Memory is what guides our everyday actions: it forms our history, shapes our present, and projects us toward a new future. In the aftermath of trauma, memory serves as an important political tool used to rebuild society. Both individual and communal narratives emerge through the retelling of history and contrasting versions of the same occurrences battle one another to be heard.

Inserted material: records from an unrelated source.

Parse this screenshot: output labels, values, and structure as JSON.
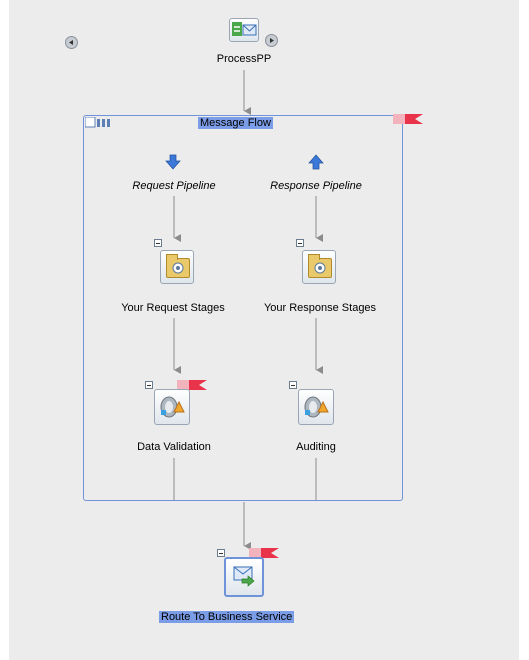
{
  "start_node": {
    "label": "ProcessPP"
  },
  "message_flow": {
    "label": "Message Flow"
  },
  "request_pipeline": {
    "label": "Request Pipeline"
  },
  "response_pipeline": {
    "label": "Response Pipeline"
  },
  "request_stage": {
    "label": "Your Request Stages"
  },
  "response_stage": {
    "label": "Your Response Stages"
  },
  "request_action": {
    "label": "Data Validation"
  },
  "response_action": {
    "label": "Auditing"
  },
  "route_node": {
    "label": "Route To Business Service"
  },
  "colors": {
    "canvas": "#ececec",
    "connector": "#8c8c8c",
    "flow_border": "#6f93d8",
    "selection_highlight": "#7b9ce6",
    "error_flag": "#e8334a"
  }
}
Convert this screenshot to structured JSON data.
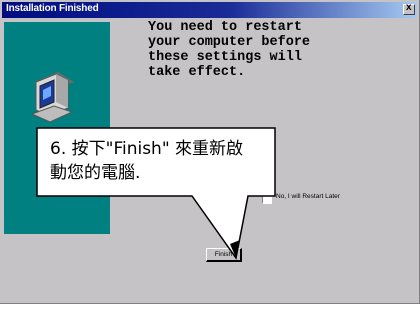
{
  "window": {
    "title": "Installation Finished",
    "close_glyph": "x"
  },
  "message": "You need to restart\nyour computer before\nthese settings will\ntake effect.",
  "checkbox": {
    "label": "No, I will Restart Later",
    "checked": false
  },
  "finish_button": {
    "label": "Finish"
  },
  "callout": {
    "line1": "6. 按下\"Finish\" 來重新啟",
    "line2": "動您的電腦."
  },
  "colors": {
    "titlebar_start": "#000c80",
    "titlebar_end": "#a6caf0",
    "side_panel": "#008080",
    "window_face": "#c6c3c6"
  },
  "icons": [
    "computer-icon",
    "close-icon",
    "arrow-icon"
  ]
}
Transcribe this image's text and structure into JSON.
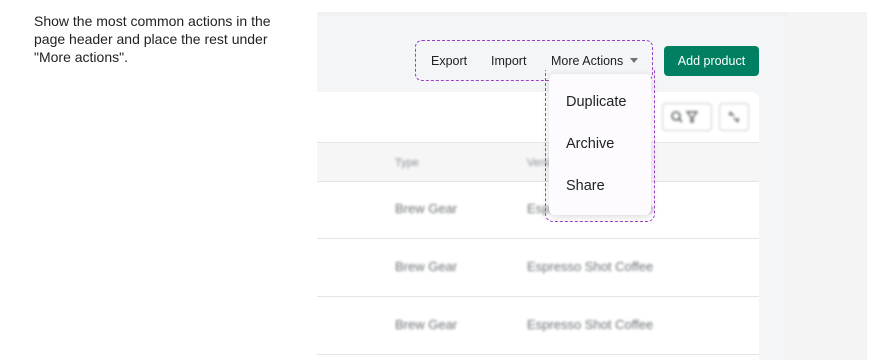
{
  "caption": "Show the most common actions in the page header and place the rest under \"More actions\".",
  "header_actions": {
    "export_label": "Export",
    "import_label": "Import",
    "more_actions_label": "More Actions",
    "add_product_label": "Add product"
  },
  "more_actions_menu": {
    "items": [
      "Duplicate",
      "Archive",
      "Share"
    ]
  },
  "table": {
    "columns": [
      "Type",
      "Vendor"
    ],
    "rows": [
      {
        "type": "Brew Gear",
        "vendor": "Espresso Shot Coffee"
      },
      {
        "type": "Brew Gear",
        "vendor": "Espresso Shot Coffee"
      },
      {
        "type": "Brew Gear",
        "vendor": "Espresso Shot Coffee"
      }
    ]
  },
  "colors": {
    "primary": "#008060",
    "highlight_outline": "#9a40c9"
  }
}
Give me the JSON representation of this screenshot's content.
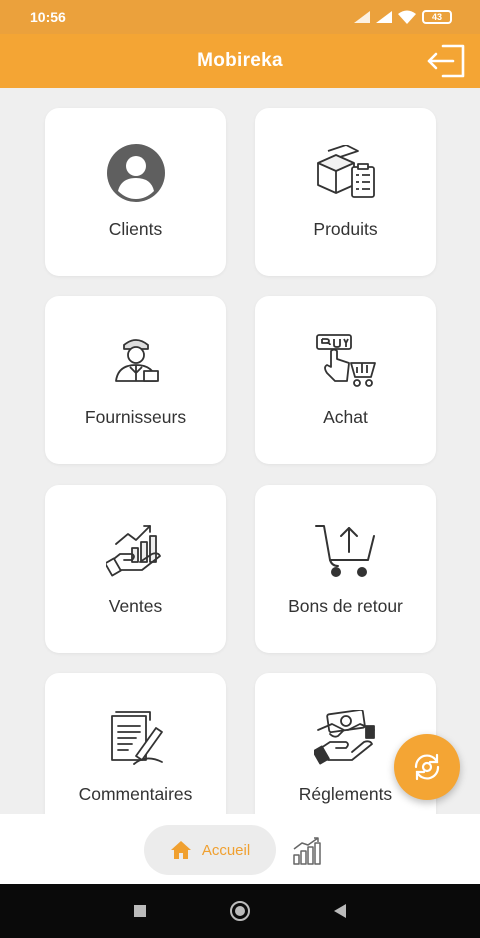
{
  "status": {
    "time": "10:56",
    "battery": "43"
  },
  "app": {
    "title": "Mobireka"
  },
  "menu": [
    {
      "label": "Clients",
      "icon": "user-circle-icon"
    },
    {
      "label": "Produits",
      "icon": "boxes-clipboard-icon"
    },
    {
      "label": "Fournisseurs",
      "icon": "supplier-person-icon"
    },
    {
      "label": "Achat",
      "icon": "buy-cart-icon"
    },
    {
      "label": "Ventes",
      "icon": "sales-growth-hand-icon"
    },
    {
      "label": "Bons de retour",
      "icon": "cart-return-icon"
    },
    {
      "label": "Commentaires",
      "icon": "document-pen-icon"
    },
    {
      "label": "Réglements",
      "icon": "money-handshake-icon"
    }
  ],
  "bottom_nav": {
    "home_label": "Accueil"
  },
  "colors": {
    "primary": "#f4a534",
    "statusbar": "#eba13c",
    "background": "#efefef"
  }
}
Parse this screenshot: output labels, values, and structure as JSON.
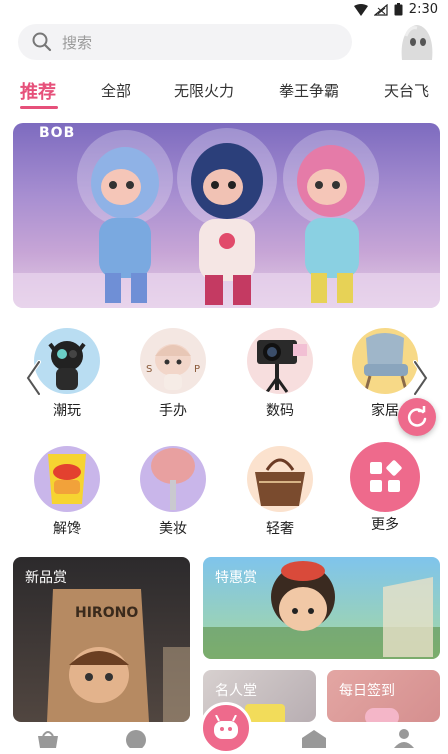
{
  "status_bar": {
    "time": "2:30"
  },
  "search": {
    "placeholder": "搜索"
  },
  "tabs": [
    {
      "label": "推荐",
      "active": true
    },
    {
      "label": "全部"
    },
    {
      "label": "无限火力"
    },
    {
      "label": "拳王争霸"
    },
    {
      "label": "天台飞"
    }
  ],
  "banner": {
    "brand_text": "BOB"
  },
  "categories": [
    {
      "label": "潮玩",
      "icon": "designer-toy-icon"
    },
    {
      "label": "手办",
      "icon": "figure-doll-icon"
    },
    {
      "label": "数码",
      "icon": "camera-icon"
    },
    {
      "label": "家居",
      "icon": "armchair-icon"
    },
    {
      "label": "解馋",
      "icon": "snack-bag-icon"
    },
    {
      "label": "美妆",
      "icon": "makeup-brush-icon"
    },
    {
      "label": "轻奢",
      "icon": "handbag-icon"
    },
    {
      "label": "更多",
      "icon": "grid-more-icon"
    }
  ],
  "cards": {
    "new": {
      "title": "新品赏"
    },
    "special": {
      "title": "特惠赏"
    },
    "fame": {
      "title": "名人堂"
    },
    "daily": {
      "title": "每日签到"
    }
  },
  "colors": {
    "accent": "#e6507a",
    "refresh": "#ee6a8c"
  }
}
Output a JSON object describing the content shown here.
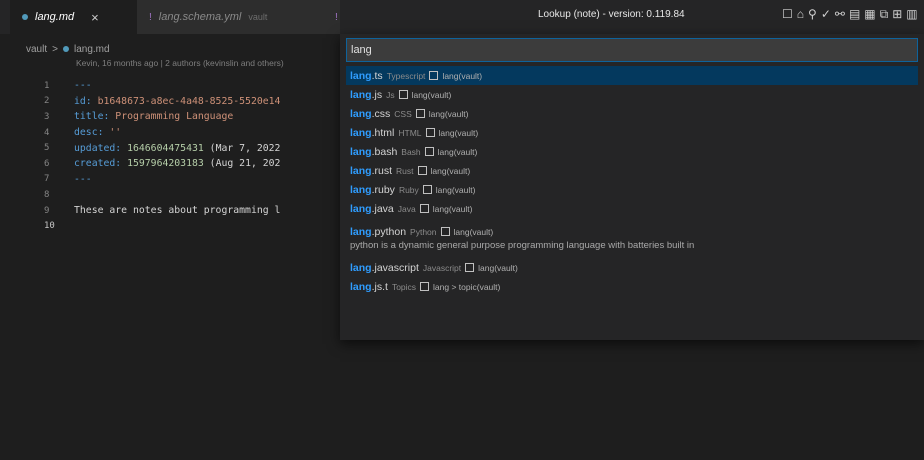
{
  "tabs": [
    {
      "label": "lang.md",
      "close": "×"
    },
    {
      "label": "lang.schema.yml",
      "suffix": "vault"
    }
  ],
  "breadcrumb": {
    "root": "vault",
    "sep": ">",
    "file": "lang.md"
  },
  "blame": "Kevin, 16 months ago | 2 authors (kevinslin and others)",
  "code": {
    "lines": [
      {
        "num": "1",
        "segments": [
          {
            "t": "---",
            "c": "dash"
          }
        ]
      },
      {
        "num": "2",
        "segments": [
          {
            "t": "id: ",
            "c": "k"
          },
          {
            "t": "b1648673-a8ec-4a48-8525-5520e14",
            "c": "v"
          }
        ]
      },
      {
        "num": "3",
        "segments": [
          {
            "t": "title: ",
            "c": "k"
          },
          {
            "t": "Programming Language",
            "c": "v"
          }
        ]
      },
      {
        "num": "4",
        "segments": [
          {
            "t": "desc: ",
            "c": "k"
          },
          {
            "t": "''",
            "c": "v"
          }
        ]
      },
      {
        "num": "5",
        "segments": [
          {
            "t": "updated: ",
            "c": "k"
          },
          {
            "t": "1646604475431",
            "c": "n"
          },
          {
            "t": " (Mar 7, 2022",
            "c": "txt"
          }
        ]
      },
      {
        "num": "6",
        "segments": [
          {
            "t": "created: ",
            "c": "k"
          },
          {
            "t": "1597964203183",
            "c": "n"
          },
          {
            "t": " (Aug 21, 202",
            "c": "txt"
          }
        ]
      },
      {
        "num": "7",
        "segments": [
          {
            "t": "---",
            "c": "dash"
          }
        ]
      },
      {
        "num": "8",
        "segments": []
      },
      {
        "num": "9",
        "segments": [
          {
            "t": "These are notes about programming l",
            "c": "txt"
          }
        ]
      },
      {
        "num": "10",
        "segments": [],
        "current": true
      }
    ]
  },
  "picker": {
    "title": "Lookup (note) - version: 0.119.84",
    "query": "lang",
    "items": [
      {
        "hl": "lang",
        "rest": ".ts",
        "desc": "Typescript",
        "detail": "lang(vault)",
        "selected": true
      },
      {
        "hl": "lang",
        "rest": ".js",
        "desc": "Js",
        "detail": "lang(vault)"
      },
      {
        "hl": "lang",
        "rest": ".css",
        "desc": "CSS",
        "detail": "lang(vault)"
      },
      {
        "hl": "lang",
        "rest": ".html",
        "desc": "HTML",
        "detail": "lang(vault)"
      },
      {
        "hl": "lang",
        "rest": ".bash",
        "desc": "Bash",
        "detail": "lang(vault)"
      },
      {
        "hl": "lang",
        "rest": ".rust",
        "desc": "Rust",
        "detail": "lang(vault)"
      },
      {
        "hl": "lang",
        "rest": ".ruby",
        "desc": "Ruby",
        "detail": "lang(vault)"
      },
      {
        "hl": "lang",
        "rest": ".java",
        "desc": "Java",
        "detail": "lang(vault)"
      },
      {
        "hl": "lang",
        "rest": ".python",
        "desc": "Python",
        "detail": "lang(vault)",
        "extra": "python is a dynamic general purpose programming language with batteries built in"
      },
      {
        "hl": "lang",
        "rest": ".javascript",
        "desc": "Javascript",
        "detail": "lang(vault)"
      },
      {
        "hl": "lang",
        "rest": ".js.t",
        "desc": "Topics",
        "detail": "lang > topic(vault)"
      }
    ]
  },
  "toolbar_icons": [
    "square-icon",
    "building-icon",
    "pin-icon",
    "check-icon",
    "link-icon",
    "split-icon",
    "table-icon",
    "copy-icon",
    "plus-box-icon",
    "grid-icon"
  ],
  "colors": {
    "accent": "#2f9dff",
    "selection": "#04395e",
    "focus_border": "#0e639c"
  }
}
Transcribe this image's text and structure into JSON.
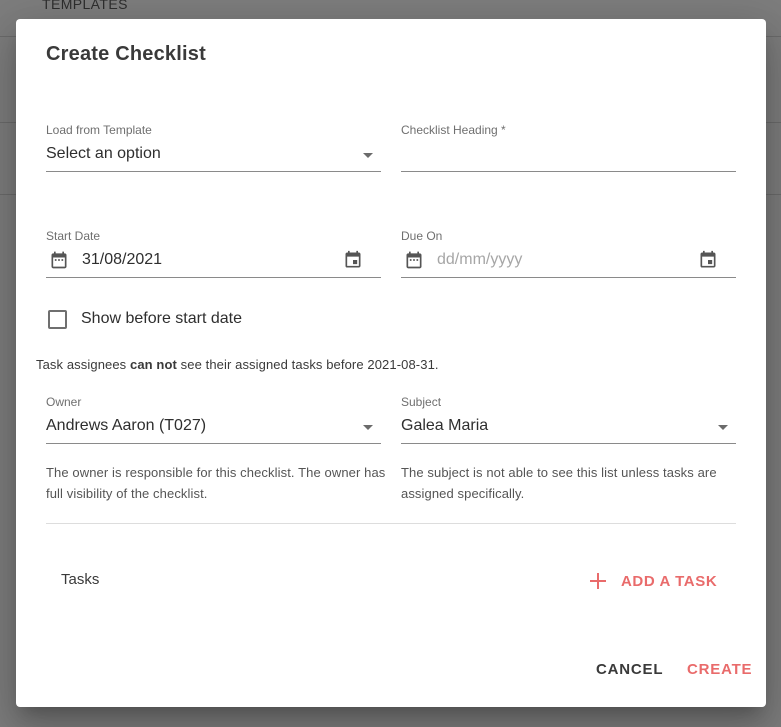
{
  "background": {
    "tab_label": "TEMPLATES"
  },
  "dialog": {
    "title": "Create Checklist",
    "load_template": {
      "label": "Load from Template",
      "value": "Select an option"
    },
    "heading": {
      "label": "Checklist Heading *",
      "value": ""
    },
    "start_date": {
      "label": "Start Date",
      "value": "31/08/2021"
    },
    "due_on": {
      "label": "Due On",
      "placeholder": "dd/mm/yyyy"
    },
    "show_before_start": {
      "label": "Show before start date",
      "checked": false
    },
    "notice": {
      "prefix": "Task assignees ",
      "emphasis": "can not",
      "suffix": " see their assigned tasks before 2021-08-31."
    },
    "owner": {
      "label": "Owner",
      "value": "Andrews Aaron (T027)",
      "hint": "The owner is responsible for this checklist. The owner has full visibility of the checklist."
    },
    "subject": {
      "label": "Subject",
      "value": "Galea Maria",
      "hint": "The subject is not able to see this list unless tasks are assigned specifically."
    },
    "tasks_label": "Tasks",
    "add_task_label": "ADD A TASK",
    "cancel_label": "CANCEL",
    "create_label": "CREATE"
  },
  "colors": {
    "accent": "#e96b6b",
    "text": "#2e2e2e",
    "muted": "#6f6f6f",
    "overlay": "#7a7a7a"
  },
  "icons": [
    "calendar-icon",
    "dropdown-caret-icon",
    "plus-icon",
    "checkbox-icon"
  ]
}
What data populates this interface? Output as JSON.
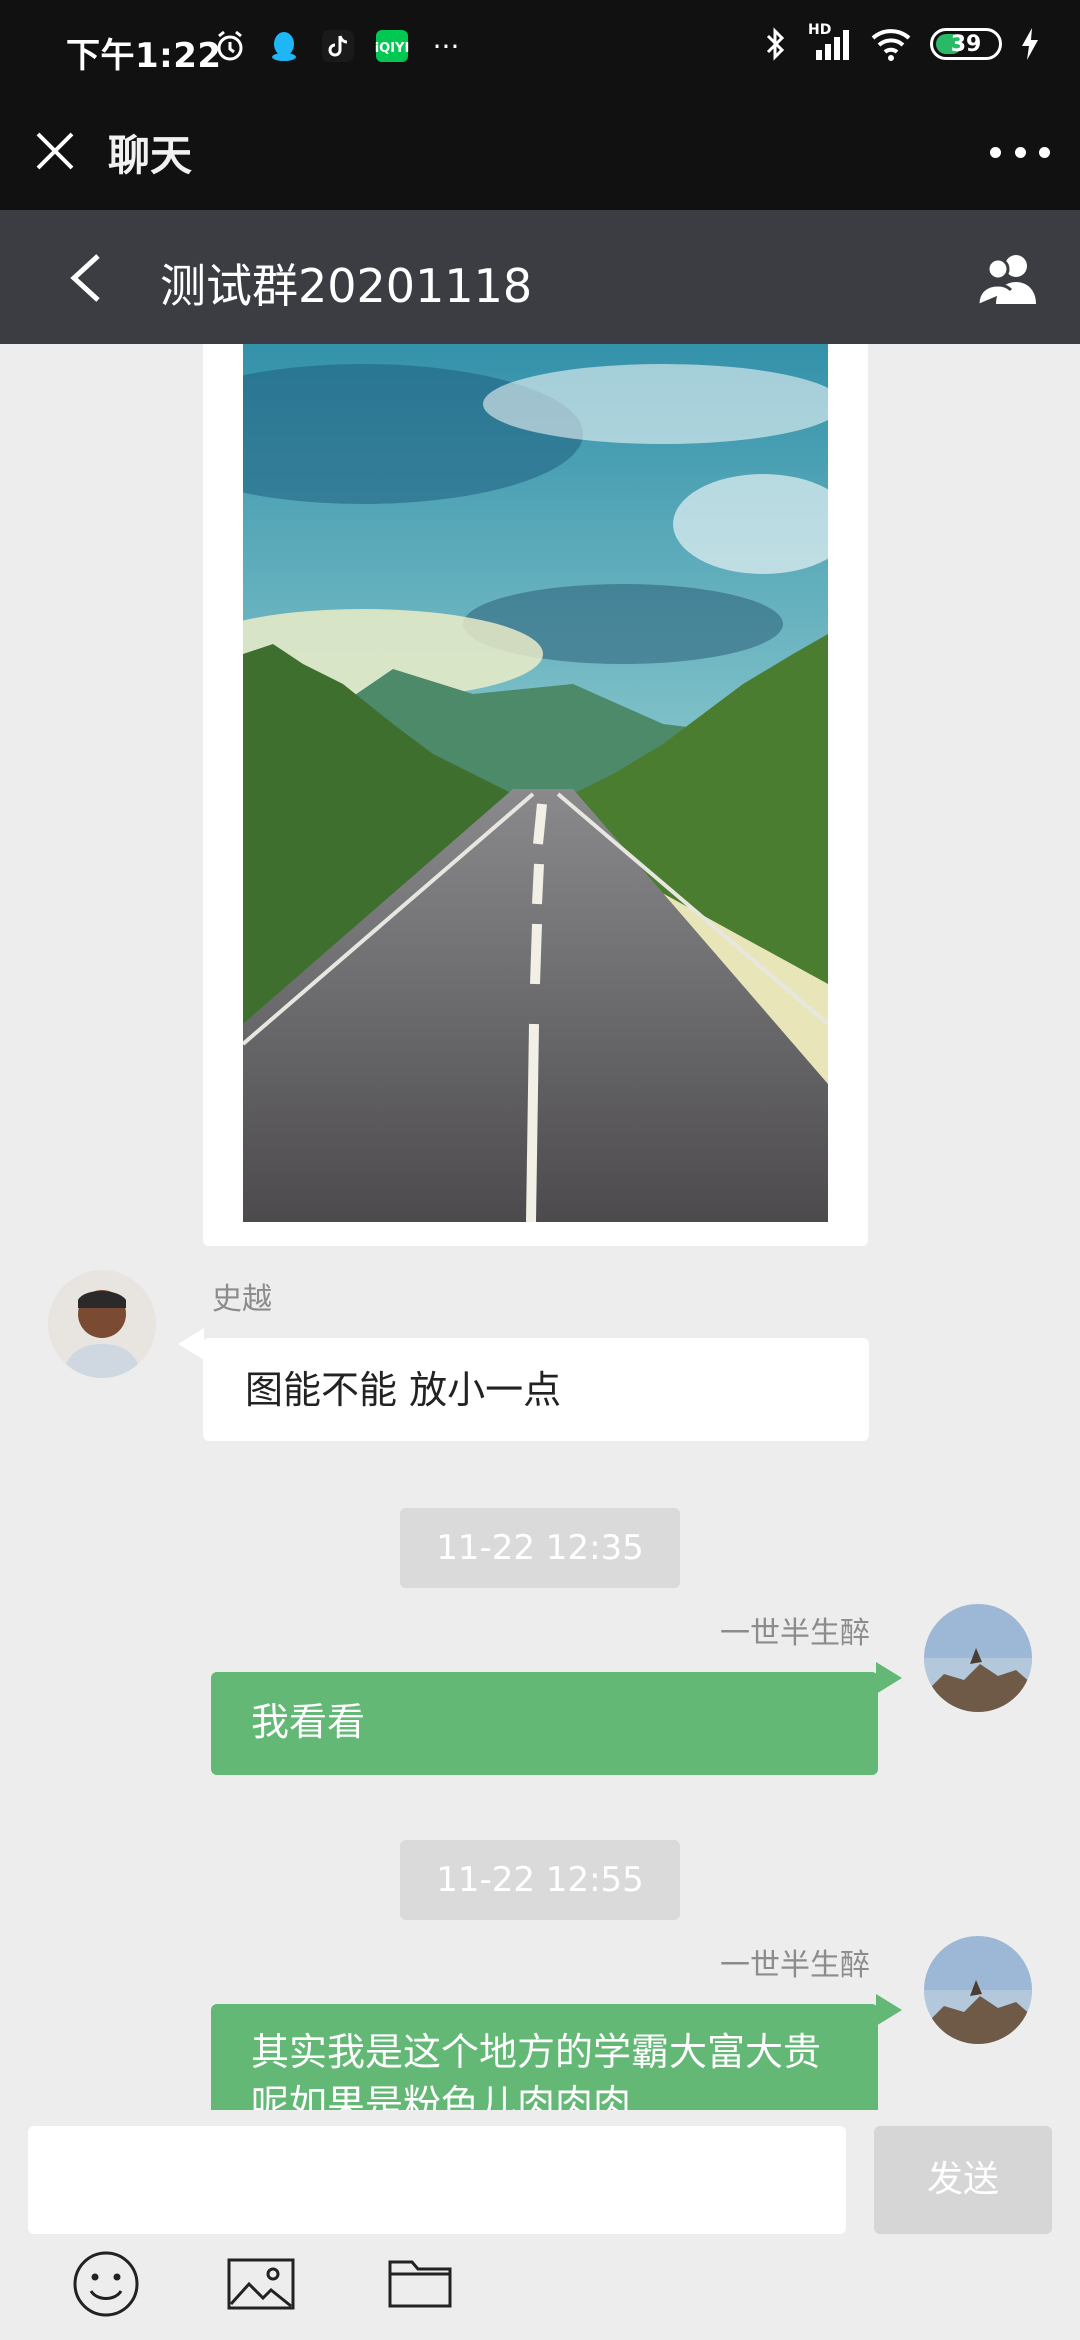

For anybody who lived in Venezuela in the periods before and after Hugo Chávez’s death on 5 March 2013, these were strange and intense times. After a protracted battle with cancer and a final address to the nation televised on 16 December 2013, the man whose image and voice had been a constant feature in the nation’s imaginary and daily life —among opponents and supporters alike— was gone.